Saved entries
********************

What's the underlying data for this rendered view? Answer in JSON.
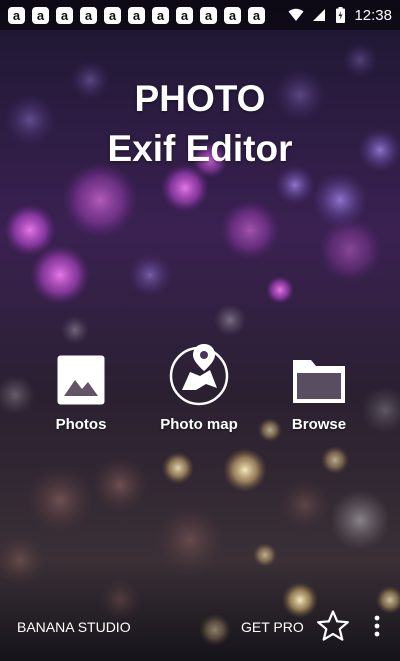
{
  "status_bar": {
    "notification_icons": [
      "a",
      "a",
      "a",
      "a",
      "a",
      "a",
      "a",
      "a",
      "a",
      "a",
      "a",
      "a"
    ],
    "notification_icon_name": "app-notification-icon",
    "time": "12:38"
  },
  "title": {
    "line1": "PHOTO",
    "line2": "Exif Editor"
  },
  "actions": [
    {
      "label": "Photos",
      "icon": "image-icon"
    },
    {
      "label": "Photo map",
      "icon": "map-pin-icon"
    },
    {
      "label": "Browse",
      "icon": "folder-icon"
    }
  ],
  "bottom": {
    "studio": "BANANA STUDIO",
    "get_pro": "GET PRO"
  },
  "colors": {
    "text": "#ffffff",
    "background": "#17131f",
    "bokeh_purple": "#b04ad8",
    "bokeh_gold": "#e8c47a"
  }
}
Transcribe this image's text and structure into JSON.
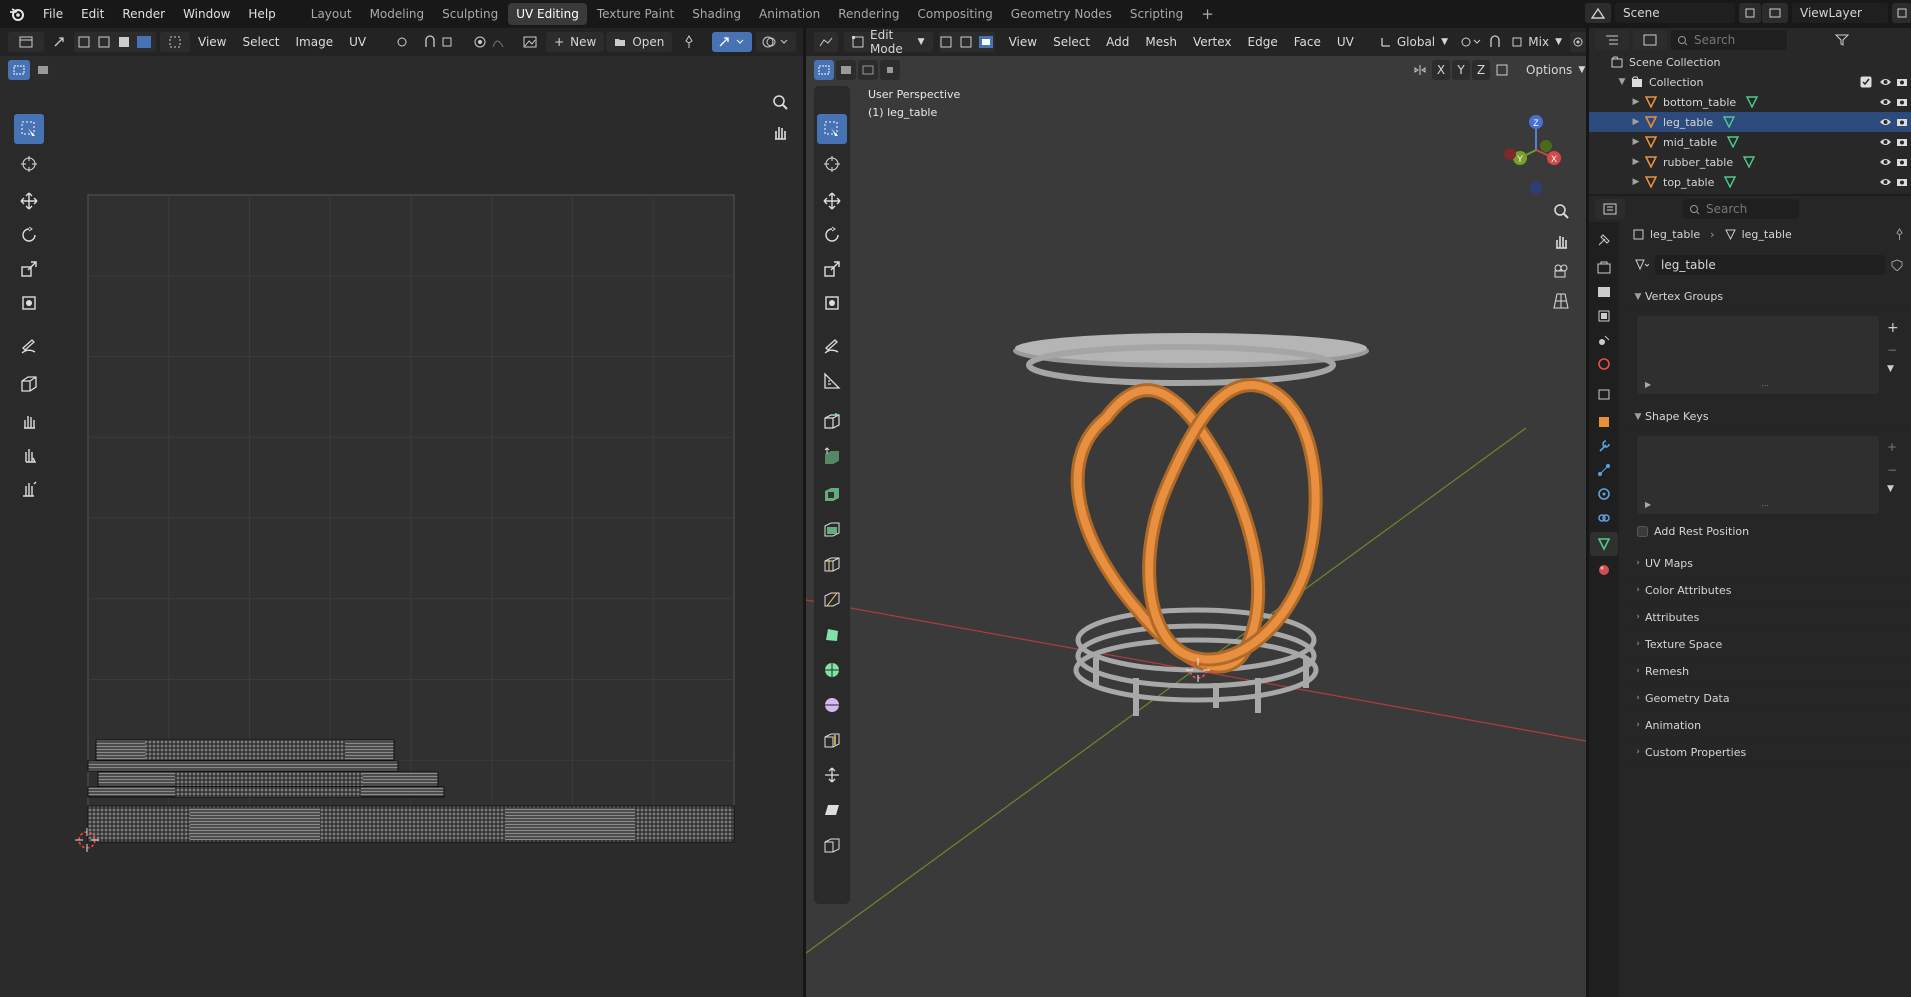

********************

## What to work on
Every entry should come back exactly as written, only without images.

## Solution to this problem
What's the underlying data for this rendered view? Answer in JSON.
{
  "status_bar": {
    "notification_icons": [
      "a",
      "a",
      "a",
      "a",
      "a",
      "a",
      "a",
      "a",
      "a",
      "a",
      "a",
      "a"
    ],
    "notification_icon_name": "app-notification-icon",
    "time": "12:38"
  },
  "title": {
    "line1": "PHOTO",
    "line2": "Exif Editor"
  },
  "actions": [
    {
      "label": "Photos",
      "icon": "image-icon"
    },
    {
      "label": "Photo map",
      "icon": "map-pin-icon"
    },
    {
      "label": "Browse",
      "icon": "folder-icon"
    }
  ],
  "bottom": {
    "studio": "BANANA STUDIO",
    "get_pro": "GET PRO"
  },
  "colors": {
    "text": "#ffffff",
    "background": "#17131f",
    "bokeh_purple": "#b04ad8",
    "bokeh_gold": "#e8c47a"
  }
}
Transcribe this image's text and structure into JSON.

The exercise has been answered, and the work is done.